Instructions to follow>
Among the following entries, say how many lines contain the word "position"; the answer is a number and nothing else.

[Entries taken from a collection]
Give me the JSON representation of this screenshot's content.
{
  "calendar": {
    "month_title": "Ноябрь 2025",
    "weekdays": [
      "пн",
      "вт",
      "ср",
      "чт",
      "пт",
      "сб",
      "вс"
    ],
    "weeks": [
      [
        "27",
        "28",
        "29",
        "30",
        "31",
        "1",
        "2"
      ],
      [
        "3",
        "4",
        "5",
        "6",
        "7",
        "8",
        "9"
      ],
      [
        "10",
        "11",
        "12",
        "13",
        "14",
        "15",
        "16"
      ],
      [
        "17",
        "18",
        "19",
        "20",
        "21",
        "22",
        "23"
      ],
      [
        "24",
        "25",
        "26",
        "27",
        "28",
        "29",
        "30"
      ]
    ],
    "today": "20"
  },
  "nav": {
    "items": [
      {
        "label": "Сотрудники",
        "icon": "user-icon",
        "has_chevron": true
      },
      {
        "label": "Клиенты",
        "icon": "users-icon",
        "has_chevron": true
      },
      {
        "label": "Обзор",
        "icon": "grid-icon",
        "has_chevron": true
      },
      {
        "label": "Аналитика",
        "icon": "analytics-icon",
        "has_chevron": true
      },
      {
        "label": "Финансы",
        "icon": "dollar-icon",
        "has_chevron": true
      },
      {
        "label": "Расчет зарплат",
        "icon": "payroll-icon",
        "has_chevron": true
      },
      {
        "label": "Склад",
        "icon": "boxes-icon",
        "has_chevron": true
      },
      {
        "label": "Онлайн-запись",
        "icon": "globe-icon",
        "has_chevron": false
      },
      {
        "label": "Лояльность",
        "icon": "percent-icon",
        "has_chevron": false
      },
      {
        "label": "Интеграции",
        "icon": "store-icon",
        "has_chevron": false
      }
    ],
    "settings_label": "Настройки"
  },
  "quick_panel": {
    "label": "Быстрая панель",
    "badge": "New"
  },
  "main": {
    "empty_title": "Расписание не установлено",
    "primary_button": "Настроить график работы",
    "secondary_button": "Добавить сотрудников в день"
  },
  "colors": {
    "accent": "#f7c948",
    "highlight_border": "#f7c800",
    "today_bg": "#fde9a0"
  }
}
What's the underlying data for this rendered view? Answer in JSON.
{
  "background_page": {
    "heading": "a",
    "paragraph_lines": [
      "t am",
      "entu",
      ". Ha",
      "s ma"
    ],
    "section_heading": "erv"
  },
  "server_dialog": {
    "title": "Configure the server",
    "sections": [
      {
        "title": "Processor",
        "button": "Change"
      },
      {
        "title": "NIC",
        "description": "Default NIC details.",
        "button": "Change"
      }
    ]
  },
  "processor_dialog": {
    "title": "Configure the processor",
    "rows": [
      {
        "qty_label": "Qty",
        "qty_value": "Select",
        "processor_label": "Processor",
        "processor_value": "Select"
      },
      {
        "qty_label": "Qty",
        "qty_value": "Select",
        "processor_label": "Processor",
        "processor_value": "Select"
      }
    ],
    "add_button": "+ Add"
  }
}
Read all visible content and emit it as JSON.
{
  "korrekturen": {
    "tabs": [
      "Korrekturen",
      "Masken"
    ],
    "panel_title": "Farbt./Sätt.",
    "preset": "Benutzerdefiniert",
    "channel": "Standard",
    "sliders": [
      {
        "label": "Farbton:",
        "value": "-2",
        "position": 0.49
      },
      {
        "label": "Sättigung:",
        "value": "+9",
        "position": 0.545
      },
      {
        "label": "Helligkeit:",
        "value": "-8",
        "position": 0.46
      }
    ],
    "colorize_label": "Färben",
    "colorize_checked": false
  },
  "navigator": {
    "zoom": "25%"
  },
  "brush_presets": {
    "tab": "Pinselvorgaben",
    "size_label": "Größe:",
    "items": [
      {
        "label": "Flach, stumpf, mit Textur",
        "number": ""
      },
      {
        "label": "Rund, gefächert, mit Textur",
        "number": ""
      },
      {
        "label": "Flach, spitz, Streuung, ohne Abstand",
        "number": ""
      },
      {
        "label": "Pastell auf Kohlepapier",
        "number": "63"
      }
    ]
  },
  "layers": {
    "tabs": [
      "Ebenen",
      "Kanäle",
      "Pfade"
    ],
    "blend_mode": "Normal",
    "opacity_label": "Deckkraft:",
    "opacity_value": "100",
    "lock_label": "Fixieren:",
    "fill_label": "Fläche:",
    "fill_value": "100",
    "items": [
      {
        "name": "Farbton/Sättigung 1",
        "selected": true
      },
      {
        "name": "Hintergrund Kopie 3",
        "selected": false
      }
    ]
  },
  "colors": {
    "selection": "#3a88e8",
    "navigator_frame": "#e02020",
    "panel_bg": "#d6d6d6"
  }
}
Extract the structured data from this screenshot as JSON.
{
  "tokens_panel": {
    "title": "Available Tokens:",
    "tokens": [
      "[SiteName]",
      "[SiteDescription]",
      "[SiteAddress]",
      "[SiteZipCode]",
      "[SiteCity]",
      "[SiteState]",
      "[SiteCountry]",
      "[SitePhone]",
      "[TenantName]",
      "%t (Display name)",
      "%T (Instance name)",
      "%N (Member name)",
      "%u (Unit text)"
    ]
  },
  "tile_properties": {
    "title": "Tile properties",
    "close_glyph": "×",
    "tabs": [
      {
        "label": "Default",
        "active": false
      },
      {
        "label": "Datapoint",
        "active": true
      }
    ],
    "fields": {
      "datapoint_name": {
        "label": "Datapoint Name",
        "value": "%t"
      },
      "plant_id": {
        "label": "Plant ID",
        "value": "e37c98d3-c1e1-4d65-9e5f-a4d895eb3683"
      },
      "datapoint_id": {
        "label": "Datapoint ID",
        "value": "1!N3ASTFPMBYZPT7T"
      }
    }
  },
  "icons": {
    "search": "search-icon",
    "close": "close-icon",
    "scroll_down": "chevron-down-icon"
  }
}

Written solution>
3